TASK REQUIREMENTS: Extract, from the records beneath this instruction, each line that contains the word "sample".

[GIVEN INFORMATION — start]

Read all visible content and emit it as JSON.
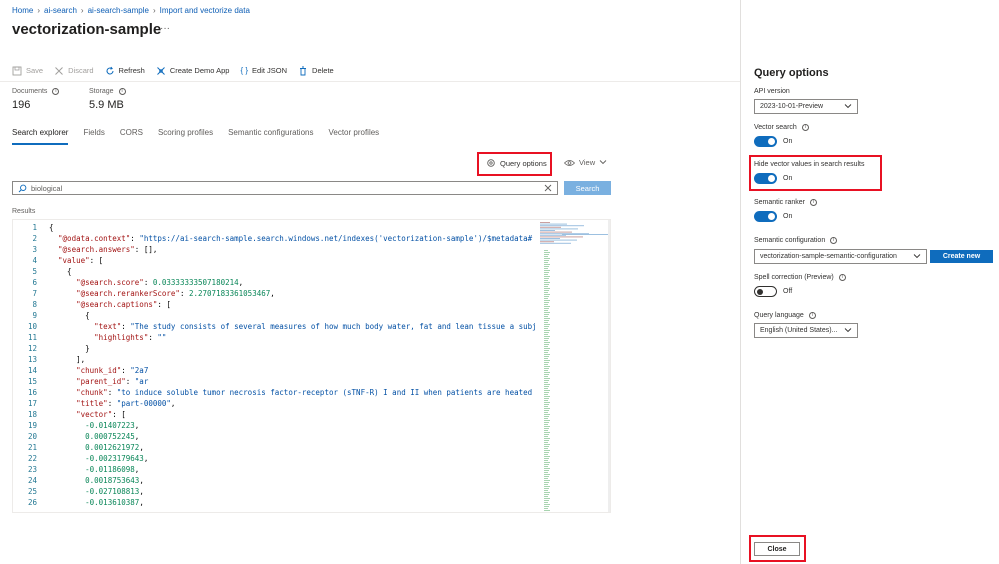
{
  "breadcrumb": [
    "Home",
    "ai-search",
    "ai-search-sample",
    "Import and vectorize data"
  ],
  "page_title": "vectorization-sample",
  "title_more": "···",
  "toolbar": {
    "save": "Save",
    "discard": "Discard",
    "refresh": "Refresh",
    "create_demo_app": "Create Demo App",
    "edit_json": "Edit JSON",
    "delete": "Delete"
  },
  "stats": {
    "documents_label": "Documents",
    "documents_value": "196",
    "storage_label": "Storage",
    "storage_value": "5.9 MB"
  },
  "tabs": [
    "Search explorer",
    "Fields",
    "CORS",
    "Scoring profiles",
    "Semantic configurations",
    "Vector profiles"
  ],
  "query_options_label": "Query options",
  "view_label": "View",
  "search": {
    "value": "biological",
    "button": "Search"
  },
  "results_label": "Results",
  "code_lines": [
    {
      "n": "1",
      "t": [
        [
          "p",
          "{"
        ]
      ]
    },
    {
      "n": "2",
      "t": [
        [
          "p",
          "  "
        ],
        [
          "k",
          "\"@odata.context\""
        ],
        [
          "p",
          ": "
        ],
        [
          "s",
          "\"https://ai-search-sample.search.windows.net/indexes('vectorization-sample')/$metadata#"
        ]
      ]
    },
    {
      "n": "3",
      "t": [
        [
          "p",
          "  "
        ],
        [
          "k",
          "\"@search.answers\""
        ],
        [
          "p",
          ": [],"
        ]
      ]
    },
    {
      "n": "4",
      "t": [
        [
          "p",
          "  "
        ],
        [
          "k",
          "\"value\""
        ],
        [
          "p",
          ": ["
        ]
      ]
    },
    {
      "n": "5",
      "t": [
        [
          "p",
          "    {"
        ]
      ]
    },
    {
      "n": "6",
      "t": [
        [
          "p",
          "      "
        ],
        [
          "k",
          "\"@search.score\""
        ],
        [
          "p",
          ": "
        ],
        [
          "n",
          "0.03333333507180214"
        ],
        [
          "p",
          ","
        ]
      ]
    },
    {
      "n": "7",
      "t": [
        [
          "p",
          "      "
        ],
        [
          "k",
          "\"@search.rerankerScore\""
        ],
        [
          "p",
          ": "
        ],
        [
          "n",
          "2.2707183361053467"
        ],
        [
          "p",
          ","
        ]
      ]
    },
    {
      "n": "8",
      "t": [
        [
          "p",
          "      "
        ],
        [
          "k",
          "\"@search.captions\""
        ],
        [
          "p",
          ": ["
        ]
      ]
    },
    {
      "n": "9",
      "t": [
        [
          "p",
          "        {"
        ]
      ]
    },
    {
      "n": "10",
      "t": [
        [
          "p",
          "          "
        ],
        [
          "k",
          "\"text\""
        ],
        [
          "p",
          ": "
        ],
        [
          "s",
          "\"The study consists of several measures of how much body water, fat and lean tissue a subj"
        ]
      ]
    },
    {
      "n": "11",
      "t": [
        [
          "p",
          "          "
        ],
        [
          "k",
          "\"highlights\""
        ],
        [
          "p",
          ": "
        ],
        [
          "s",
          "\"\""
        ]
      ]
    },
    {
      "n": "12",
      "t": [
        [
          "p",
          "        }"
        ]
      ]
    },
    {
      "n": "13",
      "t": [
        [
          "p",
          "      ],"
        ]
      ]
    },
    {
      "n": "14",
      "t": [
        [
          "p",
          "      "
        ],
        [
          "k",
          "\"chunk_id\""
        ],
        [
          "p",
          ": "
        ],
        [
          "s",
          "\"2a7"
        ]
      ]
    },
    {
      "n": "15",
      "t": [
        [
          "p",
          "      "
        ],
        [
          "k",
          "\"parent_id\""
        ],
        [
          "p",
          ": "
        ],
        [
          "s",
          "\"ar"
        ]
      ]
    },
    {
      "n": "16",
      "t": [
        [
          "p",
          "      "
        ],
        [
          "k",
          "\"chunk\""
        ],
        [
          "p",
          ": "
        ],
        [
          "s",
          "\"to induce soluble tumor necrosis factor-receptor (sTNF-R) I and II when patients are heated"
        ]
      ]
    },
    {
      "n": "17",
      "t": [
        [
          "p",
          "      "
        ],
        [
          "k",
          "\"title\""
        ],
        [
          "p",
          ": "
        ],
        [
          "s",
          "\"part-00000\""
        ],
        [
          "p",
          ","
        ]
      ]
    },
    {
      "n": "18",
      "t": [
        [
          "p",
          "      "
        ],
        [
          "k",
          "\"vector\""
        ],
        [
          "p",
          ": ["
        ]
      ]
    },
    {
      "n": "19",
      "t": [
        [
          "p",
          "        "
        ],
        [
          "n",
          "-0.01407223"
        ],
        [
          "p",
          ","
        ]
      ]
    },
    {
      "n": "20",
      "t": [
        [
          "p",
          "        "
        ],
        [
          "n",
          "0.000752245"
        ],
        [
          "p",
          ","
        ]
      ]
    },
    {
      "n": "21",
      "t": [
        [
          "p",
          "        "
        ],
        [
          "n",
          "0.0012621972"
        ],
        [
          "p",
          ","
        ]
      ]
    },
    {
      "n": "22",
      "t": [
        [
          "p",
          "        "
        ],
        [
          "n",
          "-0.0023179643"
        ],
        [
          "p",
          ","
        ]
      ]
    },
    {
      "n": "23",
      "t": [
        [
          "p",
          "        "
        ],
        [
          "n",
          "-0.01186098"
        ],
        [
          "p",
          ","
        ]
      ]
    },
    {
      "n": "24",
      "t": [
        [
          "p",
          "        "
        ],
        [
          "n",
          "0.0018753643"
        ],
        [
          "p",
          ","
        ]
      ]
    },
    {
      "n": "25",
      "t": [
        [
          "p",
          "        "
        ],
        [
          "n",
          "-0.027108813"
        ],
        [
          "p",
          ","
        ]
      ]
    },
    {
      "n": "26",
      "t": [
        [
          "p",
          "        "
        ],
        [
          "n",
          "-0.013610387"
        ],
        [
          "p",
          ","
        ]
      ]
    }
  ],
  "panel": {
    "title": "Query options",
    "api_version_label": "API version",
    "api_version_value": "2023-10-01-Preview",
    "vector_search_label": "Vector search",
    "vector_search_state": "On",
    "hide_vector_label": "Hide vector values in search results",
    "hide_vector_state": "On",
    "semantic_ranker_label": "Semantic ranker",
    "semantic_ranker_state": "On",
    "semantic_config_label": "Semantic configuration",
    "semantic_config_value": "vectorization-sample-semantic-configuration",
    "create_new": "Create new",
    "spell_label": "Spell correction (Preview)",
    "spell_state": "Off",
    "query_language_label": "Query language",
    "query_language_value": "English (United States)...",
    "close": "Close"
  },
  "colors": {
    "accent": "#0f6cbd",
    "highlight_box": "#e81123",
    "link": "#0f5fb5"
  }
}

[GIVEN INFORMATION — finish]

SOLUTION TO THE PROBLEM:
    "ai-search-sample",
  "page_title": "vectorization-sample",
          "\"https://ai-search-sample.search.windows.net/indexes('vectorization-sample')/$metadata#"
    "semantic_config_value": "vectorization-sample-semantic-configuration",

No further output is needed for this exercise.